Data for review:
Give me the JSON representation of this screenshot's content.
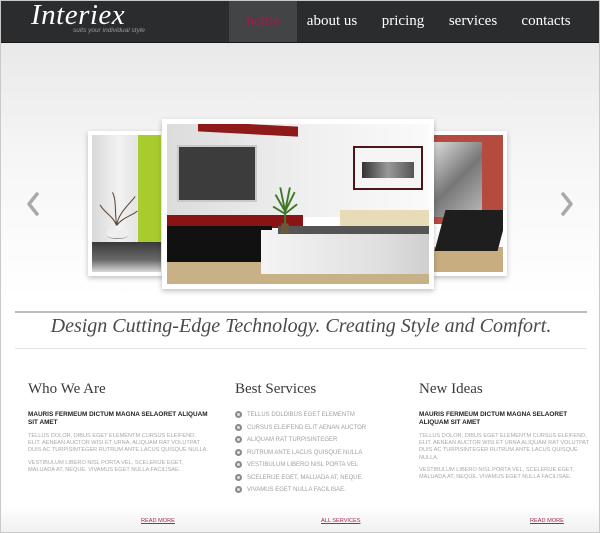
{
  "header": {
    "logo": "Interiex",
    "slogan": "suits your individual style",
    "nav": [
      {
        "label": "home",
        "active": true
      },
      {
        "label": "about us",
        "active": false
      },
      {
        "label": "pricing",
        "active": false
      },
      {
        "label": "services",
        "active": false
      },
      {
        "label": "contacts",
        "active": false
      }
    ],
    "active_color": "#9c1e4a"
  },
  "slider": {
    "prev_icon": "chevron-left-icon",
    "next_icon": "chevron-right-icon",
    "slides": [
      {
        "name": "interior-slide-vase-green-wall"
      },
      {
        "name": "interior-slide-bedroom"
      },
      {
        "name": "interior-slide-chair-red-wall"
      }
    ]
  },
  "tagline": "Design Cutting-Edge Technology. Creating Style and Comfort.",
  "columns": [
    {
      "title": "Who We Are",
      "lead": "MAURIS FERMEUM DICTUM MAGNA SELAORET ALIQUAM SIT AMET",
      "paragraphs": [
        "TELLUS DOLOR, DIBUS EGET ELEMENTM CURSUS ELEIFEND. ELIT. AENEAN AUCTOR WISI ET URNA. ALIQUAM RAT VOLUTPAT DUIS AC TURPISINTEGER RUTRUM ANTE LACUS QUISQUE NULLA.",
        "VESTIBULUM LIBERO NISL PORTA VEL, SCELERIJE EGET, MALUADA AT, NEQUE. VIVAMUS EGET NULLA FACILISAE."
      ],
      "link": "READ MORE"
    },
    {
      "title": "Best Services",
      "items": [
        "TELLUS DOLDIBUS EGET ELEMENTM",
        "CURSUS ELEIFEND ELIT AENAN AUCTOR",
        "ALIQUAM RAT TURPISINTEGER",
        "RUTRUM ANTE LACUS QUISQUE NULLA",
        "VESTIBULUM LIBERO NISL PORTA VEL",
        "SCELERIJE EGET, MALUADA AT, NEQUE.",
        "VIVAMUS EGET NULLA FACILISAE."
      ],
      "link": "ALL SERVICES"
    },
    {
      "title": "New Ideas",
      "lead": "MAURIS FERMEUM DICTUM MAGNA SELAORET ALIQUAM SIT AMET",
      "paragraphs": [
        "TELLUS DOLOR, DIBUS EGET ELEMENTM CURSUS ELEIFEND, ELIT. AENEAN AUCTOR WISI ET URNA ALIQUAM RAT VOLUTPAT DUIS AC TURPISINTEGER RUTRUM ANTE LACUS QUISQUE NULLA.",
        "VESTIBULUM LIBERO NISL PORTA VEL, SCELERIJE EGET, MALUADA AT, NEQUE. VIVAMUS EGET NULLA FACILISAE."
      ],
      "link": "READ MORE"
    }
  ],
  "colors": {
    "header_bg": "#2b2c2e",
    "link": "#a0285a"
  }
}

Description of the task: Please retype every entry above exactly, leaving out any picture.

Response for this exercise:
Give me the JSON representation of this screenshot's content.
{
  "header": {
    "logo": "Interiex",
    "slogan": "suits your individual style",
    "nav": [
      {
        "label": "home",
        "active": true
      },
      {
        "label": "about us",
        "active": false
      },
      {
        "label": "pricing",
        "active": false
      },
      {
        "label": "services",
        "active": false
      },
      {
        "label": "contacts",
        "active": false
      }
    ],
    "active_color": "#9c1e4a"
  },
  "slider": {
    "prev_icon": "chevron-left-icon",
    "next_icon": "chevron-right-icon",
    "slides": [
      {
        "name": "interior-slide-vase-green-wall"
      },
      {
        "name": "interior-slide-bedroom"
      },
      {
        "name": "interior-slide-chair-red-wall"
      }
    ]
  },
  "tagline": "Design Cutting-Edge Technology. Creating Style and Comfort.",
  "columns": [
    {
      "title": "Who We Are",
      "lead": "MAURIS FERMEUM DICTUM MAGNA SELAORET ALIQUAM SIT AMET",
      "paragraphs": [
        "TELLUS DOLOR, DIBUS EGET ELEMENTM CURSUS ELEIFEND. ELIT. AENEAN AUCTOR WISI ET URNA. ALIQUAM RAT VOLUTPAT DUIS AC TURPISINTEGER RUTRUM ANTE LACUS QUISQUE NULLA.",
        "VESTIBULUM LIBERO NISL PORTA VEL, SCELERIJE EGET, MALUADA AT, NEQUE. VIVAMUS EGET NULLA FACILISAE."
      ],
      "link": "READ MORE"
    },
    {
      "title": "Best Services",
      "items": [
        "TELLUS DOLDIBUS EGET ELEMENTM",
        "CURSUS ELEIFEND ELIT AENAN AUCTOR",
        "ALIQUAM RAT TURPISINTEGER",
        "RUTRUM ANTE LACUS QUISQUE NULLA",
        "VESTIBULUM LIBERO NISL PORTA VEL",
        "SCELERIJE EGET, MALUADA AT, NEQUE.",
        "VIVAMUS EGET NULLA FACILISAE."
      ],
      "link": "ALL SERVICES"
    },
    {
      "title": "New Ideas",
      "lead": "MAURIS FERMEUM DICTUM MAGNA SELAORET ALIQUAM SIT AMET",
      "paragraphs": [
        "TELLUS DOLOR, DIBUS EGET ELEMENTM CURSUS ELEIFEND, ELIT. AENEAN AUCTOR WISI ET URNA ALIQUAM RAT VOLUTPAT DUIS AC TURPISINTEGER RUTRUM ANTE LACUS QUISQUE NULLA.",
        "VESTIBULUM LIBERO NISL PORTA VEL, SCELERIJE EGET, MALUADA AT, NEQUE. VIVAMUS EGET NULLA FACILISAE."
      ],
      "link": "READ MORE"
    }
  ],
  "colors": {
    "header_bg": "#2b2c2e",
    "link": "#a0285a"
  }
}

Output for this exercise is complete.